### Task objective
If an entry below contains an image, drop the image and retype the rest exactly.

+++ Extracted data +++

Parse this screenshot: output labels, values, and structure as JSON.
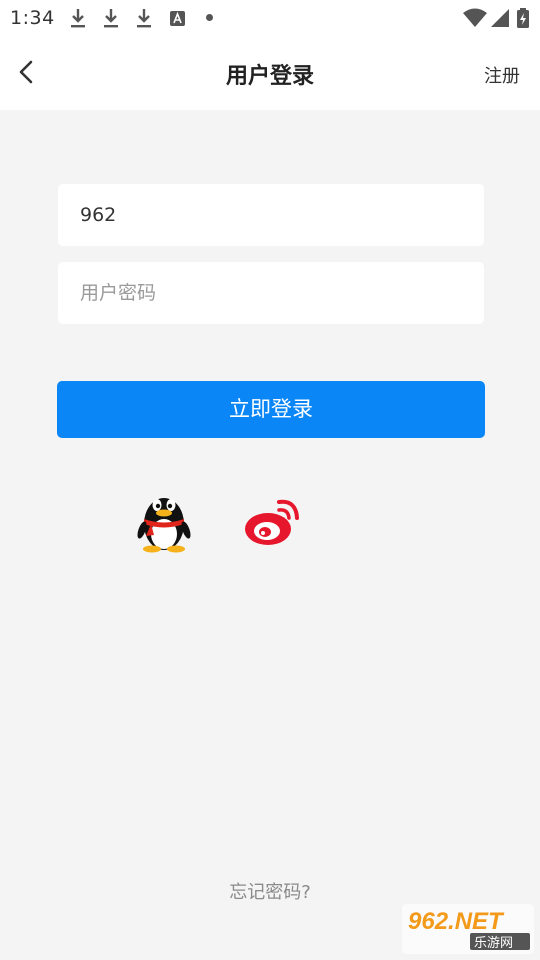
{
  "status_bar": {
    "time": "1:34",
    "icons": [
      "download-icon",
      "download-icon",
      "download-icon",
      "font-icon",
      "dot-icon",
      "wifi-icon",
      "signal-icon",
      "battery-charging-icon"
    ]
  },
  "header": {
    "back_icon": "chevron-left-icon",
    "title": "用户登录",
    "register_label": "注册"
  },
  "form": {
    "username_value": "962",
    "password_placeholder": "用户密码",
    "login_label": "立即登录"
  },
  "social": [
    "qq-icon",
    "weibo-icon"
  ],
  "forgot_password": "忘记密码?",
  "colors": {
    "accent": "#0a86f7",
    "background": "#f4f4f4",
    "weibo": "#e6162d"
  },
  "watermark": {
    "brand": "962.NET",
    "subtitle": "乐游网"
  }
}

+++

### Response to the task
Parse this screenshot: output labels, values, and structure as JSON.
{
  "status_bar": {
    "time": "1:34",
    "icons": [
      "download-icon",
      "download-icon",
      "download-icon",
      "font-icon",
      "dot-icon",
      "wifi-icon",
      "signal-icon",
      "battery-charging-icon"
    ]
  },
  "header": {
    "back_icon": "chevron-left-icon",
    "title": "用户登录",
    "register_label": "注册"
  },
  "form": {
    "username_value": "962",
    "password_placeholder": "用户密码",
    "login_label": "立即登录"
  },
  "social": [
    "qq-icon",
    "weibo-icon"
  ],
  "forgot_password": "忘记密码?",
  "colors": {
    "accent": "#0a86f7",
    "background": "#f4f4f4",
    "weibo": "#e6162d"
  },
  "watermark": {
    "brand": "962.NET",
    "subtitle": "乐游网"
  }
}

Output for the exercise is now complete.